Data for this exercise »
****
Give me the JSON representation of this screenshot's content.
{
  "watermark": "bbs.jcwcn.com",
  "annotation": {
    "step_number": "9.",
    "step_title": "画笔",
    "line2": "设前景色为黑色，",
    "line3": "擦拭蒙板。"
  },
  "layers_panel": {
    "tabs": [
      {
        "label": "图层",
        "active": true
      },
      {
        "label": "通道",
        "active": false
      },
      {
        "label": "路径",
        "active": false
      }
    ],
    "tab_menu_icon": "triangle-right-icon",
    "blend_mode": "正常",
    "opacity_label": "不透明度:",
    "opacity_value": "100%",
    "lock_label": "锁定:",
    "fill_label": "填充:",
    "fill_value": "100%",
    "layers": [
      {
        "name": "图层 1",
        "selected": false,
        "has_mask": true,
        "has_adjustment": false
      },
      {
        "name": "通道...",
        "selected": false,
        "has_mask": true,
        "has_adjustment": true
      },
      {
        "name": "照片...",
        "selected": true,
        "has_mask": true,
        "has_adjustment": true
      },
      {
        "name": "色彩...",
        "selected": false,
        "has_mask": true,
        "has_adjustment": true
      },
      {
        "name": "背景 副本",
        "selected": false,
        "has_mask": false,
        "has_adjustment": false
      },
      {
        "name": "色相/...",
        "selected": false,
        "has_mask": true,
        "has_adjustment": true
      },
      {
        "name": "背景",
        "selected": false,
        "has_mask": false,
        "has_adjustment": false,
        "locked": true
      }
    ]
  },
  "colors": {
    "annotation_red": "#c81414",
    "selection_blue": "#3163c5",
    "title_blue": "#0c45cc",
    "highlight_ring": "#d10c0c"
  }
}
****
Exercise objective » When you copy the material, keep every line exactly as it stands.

Result of the task »
Give me the JSON representation of this screenshot's content.
{
  "watermark": "bbs.jcwcn.com",
  "annotation": {
    "step_number": "9.",
    "step_title": "画笔",
    "line2": "设前景色为黑色，",
    "line3": "擦拭蒙板。"
  },
  "layers_panel": {
    "tabs": [
      {
        "label": "图层",
        "active": true
      },
      {
        "label": "通道",
        "active": false
      },
      {
        "label": "路径",
        "active": false
      }
    ],
    "tab_menu_icon": "triangle-right-icon",
    "blend_mode": "正常",
    "opacity_label": "不透明度:",
    "opacity_value": "100%",
    "lock_label": "锁定:",
    "fill_label": "填充:",
    "fill_value": "100%",
    "layers": [
      {
        "name": "图层 1",
        "selected": false,
        "has_mask": true,
        "has_adjustment": false
      },
      {
        "name": "通道...",
        "selected": false,
        "has_mask": true,
        "has_adjustment": true
      },
      {
        "name": "照片...",
        "selected": true,
        "has_mask": true,
        "has_adjustment": true
      },
      {
        "name": "色彩...",
        "selected": false,
        "has_mask": true,
        "has_adjustment": true
      },
      {
        "name": "背景 副本",
        "selected": false,
        "has_mask": false,
        "has_adjustment": false
      },
      {
        "name": "色相/...",
        "selected": false,
        "has_mask": true,
        "has_adjustment": true
      },
      {
        "name": "背景",
        "selected": false,
        "has_mask": false,
        "has_adjustment": false,
        "locked": true
      }
    ]
  },
  "colors": {
    "annotation_red": "#c81414",
    "selection_blue": "#3163c5",
    "title_blue": "#0c45cc",
    "highlight_ring": "#d10c0c"
  }
}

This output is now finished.